Sebastian Kurz was poised to return to power in Austria on Sunday night as his party made sweeping gains in elections while the far-Right Freedom Party (FPÖ) suffered a crushing defeat.
While it fell short of an absolute majority, Mr Kurz’s conservative People’s Party (ÖVP) took a commanding first place with 37.1 per cent — a record 15 points clear of its nearest competitor.
The centre-Left Social Democrats (SPÖ), who have dominated much of postwar Austrian politics, fell to their worst ever result with just 21.7 per cent.
The Freedom Party, which had campaigned for a renewal of its coalition with Mr Kurz, saw massive losses, limping into third place with just 16.1 per cent — ten points down from two years ago.
“I’m almost speechless,” Mr Kurz told jubilant supporters. “I didn’t expect these results. We’ve had a difficult four months but the people decided to vote us in.”
Although he still faces the task of forming a government, Mr Kurz’s decision to gamble on ending his coalition with the Freedom Party and force snap elections appeared to have paid off.
He has inflicted serious damage on the Freedom Party and will now have a choice of coalition partners.
The Freedom Party appeared to concede defeat and signal a return to opposition as the results poured in.
“This is not a mandate to continue the government,” Herbert Kickl, the party’s deputy leader and former interior minister, said.
Harald Vilimsky, the party’s leader in the European Parliament, called for a “fresh start” for the party with “new faces in charge”.
The party appeared to pay the price for a series of corruption scandals centred on its former leader, Heinz-Christian Strache.
Mr Kurz ended the coalition over a video of Mr Strache offering a woman posing as a Russian oligarch government contracts in return for electoral support, and further allegations have since emerged.
Mr Strache was ousted as leader, but it wasn’t enough to placate voters. His successor, Norbert Hofer, is widely expected to face a challenge following the disappointing results, and Mr Kickl indicated on Sunday night that he was interested in the job.
Peter Hajek, a leading Austrian political analyst, predicted “trench warfare” within the party that could see it “implode”.
Mr Kurz now has a choice of three potential coalition partners, but his party was refusing to answer questions on its preferred choice last night.
“I understand that everyone is obviously very interested in this,” said Karl Nehammer, the party chairman. “But today is the day of Sebastian Kurz and the People’s Party.

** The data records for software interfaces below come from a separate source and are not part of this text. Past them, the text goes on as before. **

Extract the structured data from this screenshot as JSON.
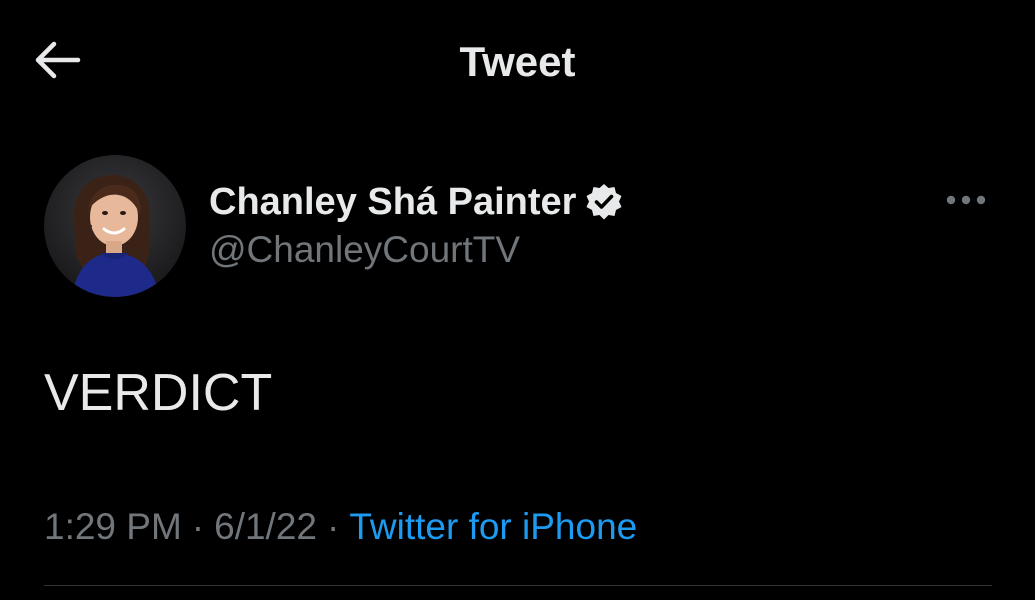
{
  "header": {
    "title": "Tweet",
    "back_icon": "arrow-left-icon"
  },
  "tweet": {
    "author": {
      "display_name": "Chanley Shá Painter",
      "handle": "@ChanleyCourtTV",
      "verified": true
    },
    "text": "VERDICT",
    "time": "1:29 PM",
    "date": "6/1/22",
    "separator": "·",
    "source": "Twitter for iPhone"
  },
  "colors": {
    "background": "#000000",
    "primary_text": "#e7e9ea",
    "secondary_text": "#71767b",
    "link": "#1d9bf0",
    "divider": "#2f3336"
  },
  "icons": {
    "verified": "verified-badge-icon",
    "more": "more-horizontal-icon"
  }
}
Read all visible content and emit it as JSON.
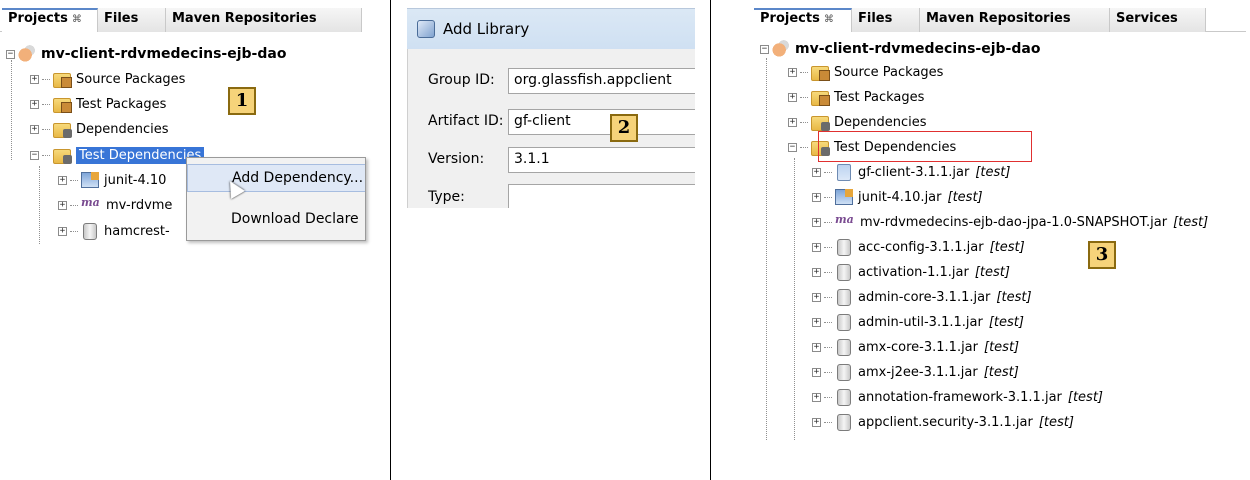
{
  "panel1": {
    "tabs": [
      {
        "label": "Projects",
        "close": "⌘"
      },
      {
        "label": "Files"
      },
      {
        "label": "Maven Repositories"
      }
    ],
    "project": "mv-client-rdvmedecins-ejb-dao",
    "nodes": [
      "Source Packages",
      "Test Packages",
      "Dependencies",
      "Test Dependencies"
    ],
    "children": [
      "junit-4.10",
      "mv-rdvme",
      "hamcrest-"
    ],
    "context_menu": [
      "Add Dependency...",
      "Download Declare"
    ],
    "badge": "1"
  },
  "dialog": {
    "title": "Add Library",
    "fields": [
      {
        "label": "Group ID:",
        "value": "org.glassfish.appclient"
      },
      {
        "label": "Artifact ID:",
        "value": "gf-client"
      },
      {
        "label": "Version:",
        "value": "3.1.1"
      },
      {
        "label": "Type:",
        "value": ""
      }
    ],
    "badge": "2"
  },
  "panel3": {
    "tabs": [
      {
        "label": "Projects",
        "close": "⌘"
      },
      {
        "label": "Files"
      },
      {
        "label": "Maven Repositories"
      },
      {
        "label": "Services"
      }
    ],
    "project": "mv-client-rdvmedecins-ejb-dao",
    "nodes": [
      "Source Packages",
      "Test Packages",
      "Dependencies",
      "Test Dependencies"
    ],
    "test_tag": "[test]",
    "children": [
      "gf-client-3.1.1.jar",
      "junit-4.10.jar",
      "mv-rdvmedecins-ejb-dao-jpa-1.0-SNAPSHOT.jar",
      "acc-config-3.1.1.jar",
      "activation-1.1.jar",
      "admin-core-3.1.1.jar",
      "admin-util-3.1.1.jar",
      "amx-core-3.1.1.jar",
      "amx-j2ee-3.1.1.jar",
      "annotation-framework-3.1.1.jar",
      "appclient.security-3.1.1.jar"
    ],
    "badge": "3"
  },
  "colors": {
    "selection": "#3875d7",
    "highlight_box": "#e03030",
    "badge": "#f6d37a"
  },
  "icons": [
    "project-icon",
    "folder-icon",
    "package-badge-icon",
    "jar-icon",
    "junit-jar-icon",
    "maven-project-icon",
    "mouse-cursor-icon",
    "library-icon"
  ]
}
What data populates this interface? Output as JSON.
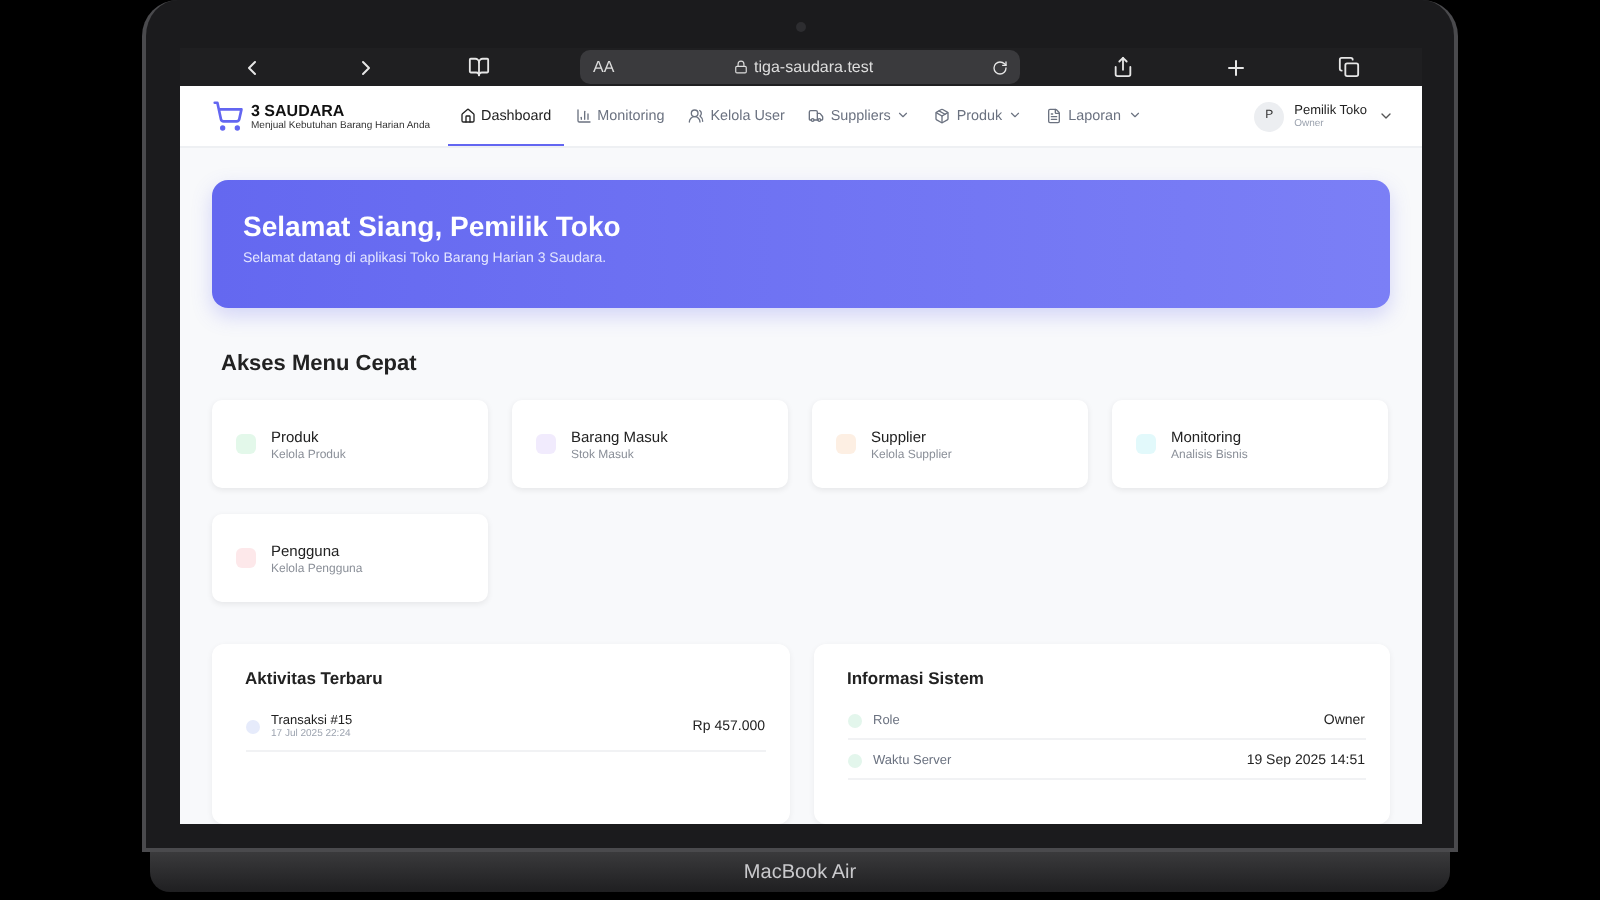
{
  "browser": {
    "text_size": "AA",
    "url": "tiga-saudara.test"
  },
  "brand": {
    "name": "3 SAUDARA",
    "tagline": "Menjual Kebutuhan Barang Harian Anda"
  },
  "nav": [
    {
      "label": "Dashboard",
      "selected": true,
      "dropdown": false
    },
    {
      "label": "Monitoring",
      "selected": false,
      "dropdown": false
    },
    {
      "label": "Kelola User",
      "selected": false,
      "dropdown": false
    },
    {
      "label": "Suppliers",
      "selected": false,
      "dropdown": true
    },
    {
      "label": "Produk",
      "selected": false,
      "dropdown": true
    },
    {
      "label": "Laporan",
      "selected": false,
      "dropdown": true
    }
  ],
  "user": {
    "initial": "P",
    "name": "Pemilik Toko",
    "role": "Owner"
  },
  "banner": {
    "title": "Selamat Siang, Pemilik Toko",
    "subtitle": "Selamat datang di aplikasi Toko Barang Harian 3 Saudara."
  },
  "quick_menu": {
    "title": "Akses Menu Cepat",
    "items": [
      {
        "title": "Produk",
        "subtitle": "Kelola Produk",
        "color": "#e3f8ea"
      },
      {
        "title": "Barang Masuk",
        "subtitle": "Stok Masuk",
        "color": "#f1ebfd"
      },
      {
        "title": "Supplier",
        "subtitle": "Kelola Supplier",
        "color": "#fdefe3"
      },
      {
        "title": "Monitoring",
        "subtitle": "Analisis Bisnis",
        "color": "#e2f9fb"
      },
      {
        "title": "Pengguna",
        "subtitle": "Kelola Pengguna",
        "color": "#fde8ea"
      }
    ]
  },
  "activity": {
    "title": "Aktivitas Terbaru",
    "items": [
      {
        "title": "Transaksi #15",
        "time": "17 Jul 2025 22:24",
        "amount": "Rp 457.000"
      }
    ]
  },
  "system_info": {
    "title": "Informasi Sistem",
    "rows": [
      {
        "label": "Role",
        "value": "Owner"
      },
      {
        "label": "Waktu Server",
        "value": "19 Sep 2025 14:51"
      }
    ]
  },
  "device": {
    "label": "MacBook Air"
  }
}
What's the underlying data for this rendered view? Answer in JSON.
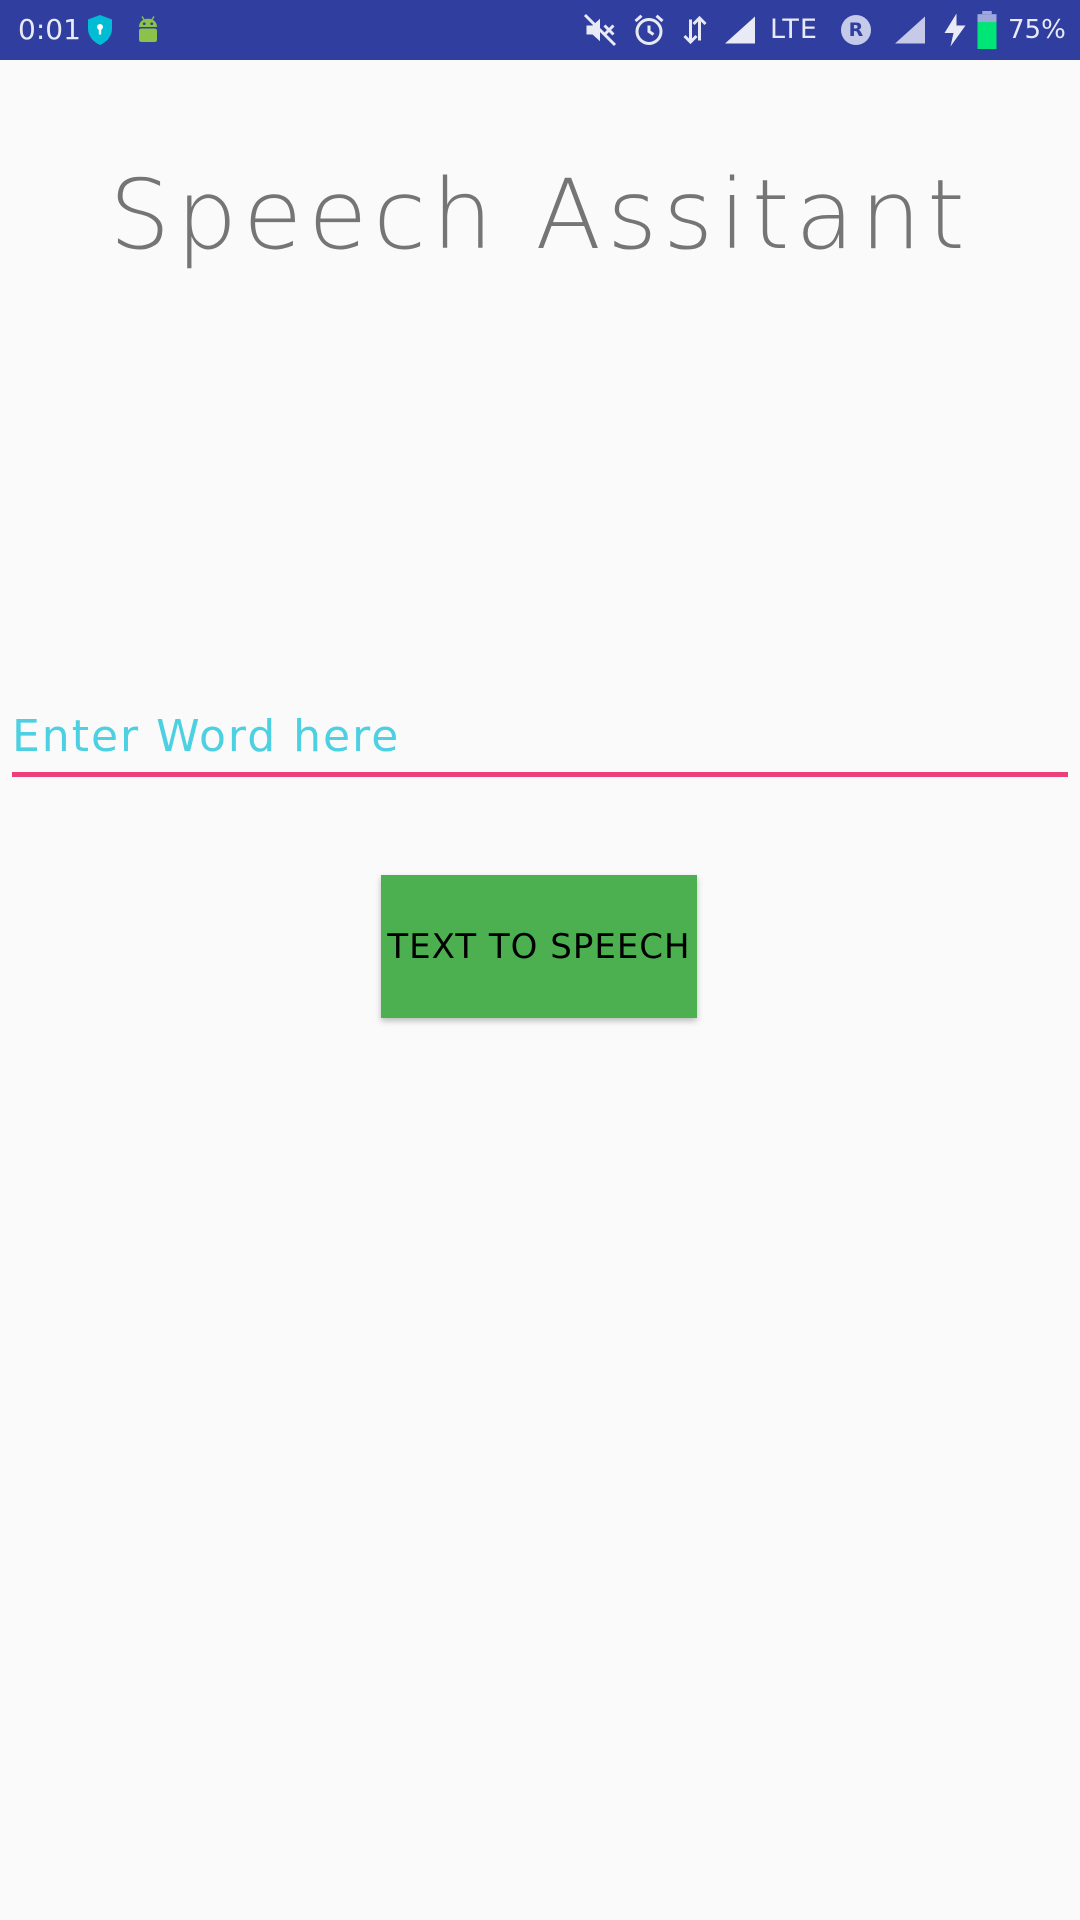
{
  "status_bar": {
    "time": "0:01",
    "network_type": "LTE",
    "roaming_indicator": "R",
    "battery_percent": "75%",
    "icons": [
      "vpn-shield-icon",
      "android-debug-icon",
      "mute-icon",
      "alarm-icon",
      "data-arrows-icon",
      "signal-icon",
      "signal-roaming-icon",
      "charging-bolt-icon",
      "battery-icon"
    ],
    "colors": {
      "background": "#303f9f",
      "battery_fill": "#00e676",
      "shield": "#00bcd4",
      "android": "#8bc34a"
    }
  },
  "main": {
    "title": "Speech Assitant",
    "word_input": {
      "placeholder": "Enter Word here",
      "value": ""
    },
    "tts_button_label": "TEXT TO SPEECH"
  },
  "colors": {
    "background": "#fafafa",
    "title": "#757575",
    "placeholder": "#4dd0e1",
    "input_underline": "#ec407a",
    "button": "#4caf50"
  }
}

There will be talks and then we will see who we can best form a government with.”
The fact is that while Mr Kurz has a choice of partner, coalition negotiations will not be easy. He could open talks with the Social Democrats, but a renewal of the “grand coalitions” that have ruled Austria for most of the postwar years would be deeply unpopular, and his personal relations with the Social Democrat leader Pamela Rendi-Wagner are icy.
Mirroring results elsewhere in Europe, the other big winners of the night were the Greens, who ended a two-year absence from parliament after a dramatic comeback took them into fourth place with 14 per cent.
That raised the possibility of a coalition between the People’s Party and the Greens. But they are far apart on many key policy issues, and while speaking of their willingness to talk, senior Greens were quick to downplay the chances of such an alliance on Sunday night.
“We have always said we will talk with Kurz, everything else we will see later,” Werner Kogler, the Green leader, said. Thimo Fiesel, the Green campaign chairman, stressed that the party’s course was one that the People’s Party "has so far not followed”.
“Sebastian Kurz will have to come to us, as I see little room for manouevre," he said.
“The People’s Party would have to make a 180-degree turn,” Sigrid Mauer, a senior party figure, added.